It rained all night. Every time I awoke it was to a relentless drumming on the tin roof and the occasional chirp from one of the six geckos stuck on the underside of the foil insulation.
We awoke to a drenched environment, a dense greenery that glistened and dripped in the still morning. I don’t think I have ever experienced such a feeling of wetness whilst standing on terra firma and the scent of wet earth was everywhere. After breakfast we walked uphill through dense forest towards a tall waterfall that dropped sheer over a rocky escarpment. It was a Jurassic image straight from ‘The Land that Time Forgot’. As we walked I became aware of a heightened feeling of caution, that we were moving through a very foreign and mysterious place, a sensation not unlike being underwater. The profusion and density of growth was quite overpowering, one felt hemmed in by innumerable green barriers, and in places it was a twig or two short of being impenetrable.
For a few moments the sun broke through and the light had a diamond bright intensity as it streamed out of a deep blue hole in the clouds through air that was Pacific pure and unpolluted. The change in the depth of tone in the lush vegetation was astonishing. It was as though the chromosome responsible for photosynthesis in every plant had been turned up to 11 and combined with the clarity of the light produced a quality of the colour green that was almost shockingly alive. It was green with added greenness, green plus, green on steroids. A muscular, almost visibly pulsating green that had a wild fecund energy and look about it.

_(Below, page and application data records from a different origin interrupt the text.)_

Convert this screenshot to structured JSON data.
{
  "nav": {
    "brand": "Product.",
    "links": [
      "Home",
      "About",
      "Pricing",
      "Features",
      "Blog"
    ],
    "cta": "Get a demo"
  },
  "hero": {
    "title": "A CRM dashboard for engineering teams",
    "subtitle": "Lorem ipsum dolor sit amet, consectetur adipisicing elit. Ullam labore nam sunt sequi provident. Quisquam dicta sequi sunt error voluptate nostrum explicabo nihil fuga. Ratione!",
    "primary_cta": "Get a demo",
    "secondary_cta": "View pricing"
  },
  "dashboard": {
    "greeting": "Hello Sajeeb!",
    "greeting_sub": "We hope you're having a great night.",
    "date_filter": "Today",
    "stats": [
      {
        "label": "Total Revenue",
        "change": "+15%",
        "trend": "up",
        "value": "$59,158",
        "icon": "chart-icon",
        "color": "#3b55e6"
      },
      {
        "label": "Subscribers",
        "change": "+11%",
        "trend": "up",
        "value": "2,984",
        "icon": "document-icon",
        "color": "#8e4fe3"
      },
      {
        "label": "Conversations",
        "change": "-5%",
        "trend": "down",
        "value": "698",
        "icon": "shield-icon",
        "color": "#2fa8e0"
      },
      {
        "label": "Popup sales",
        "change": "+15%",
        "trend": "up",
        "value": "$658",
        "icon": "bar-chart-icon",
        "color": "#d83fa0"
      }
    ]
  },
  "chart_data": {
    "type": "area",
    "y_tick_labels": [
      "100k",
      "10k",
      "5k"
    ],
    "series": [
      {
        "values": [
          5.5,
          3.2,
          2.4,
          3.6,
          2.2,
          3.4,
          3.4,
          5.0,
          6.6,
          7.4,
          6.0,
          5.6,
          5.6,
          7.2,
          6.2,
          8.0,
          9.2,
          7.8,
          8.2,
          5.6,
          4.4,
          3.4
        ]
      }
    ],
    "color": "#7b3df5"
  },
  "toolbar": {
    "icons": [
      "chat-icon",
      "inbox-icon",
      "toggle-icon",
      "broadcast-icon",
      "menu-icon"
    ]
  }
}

But as time went on I noticed that there were not the plagues of infernal insects that could render this uninhabitable or unbearable. No leeches squirmed out of the ground or dropped from trees, mosquitoes did not suck our blood through their needle-thin probes and soldier ants did not raise pea-sized lumps. So in spite of my cautious mood it was actually a very benign patch of jungle. Later this was enhanced by an abundance of tropical fruits: grapefruit the size of small footballs hung heavy on trees; there were papayas aplenty; large coconuts swayed way overhead and other unknown fruits covered the ground in rosy ripeness. If one had know what everything was you were probably standing in the middle of the most sensational tropical fruit smorgasbord imaginable. At a view point we looked back towards the sea, just a small inlet ringed by spiky mountains all covered in dense forest. Beside us great fractured stands of Bamboo nodded gently like great furry green worms as they soared skyward
Arriving at the base of the waterfall the air felt wetter than ever and the sound of the falling water drowned out all other noise. We stripped and slid down smooth rocks into the cold swirling water. Out in the middle of the deep pool the current was strong and you had to swim hard to make headway. Head down I made a sprint for a rock between the two main chutes and, with a slackening of the current, managed to find a finger hold in the rock and hold myself steady. The super-aerated water had a negatively buoyant effect and I could feel a pull downward into the swirl pool. Looking up one fall I could see the water cascading from side to side down the smoothly polished rock and leaping into the air as it hit various ledges to rebound off and change direction. Seen from the water at the base it was a mesmerising sight which I enjoyed for as long as I could maintain the finger hold and resist the downward drag. Finally letting go I was swept out into the centre of the pool, spinning slowly and watching the intense, almost suffocating, beauty of the rainforest rise up and away all around me beneath the jungle sky. And finally, within the jungle of myself, I felt at peace.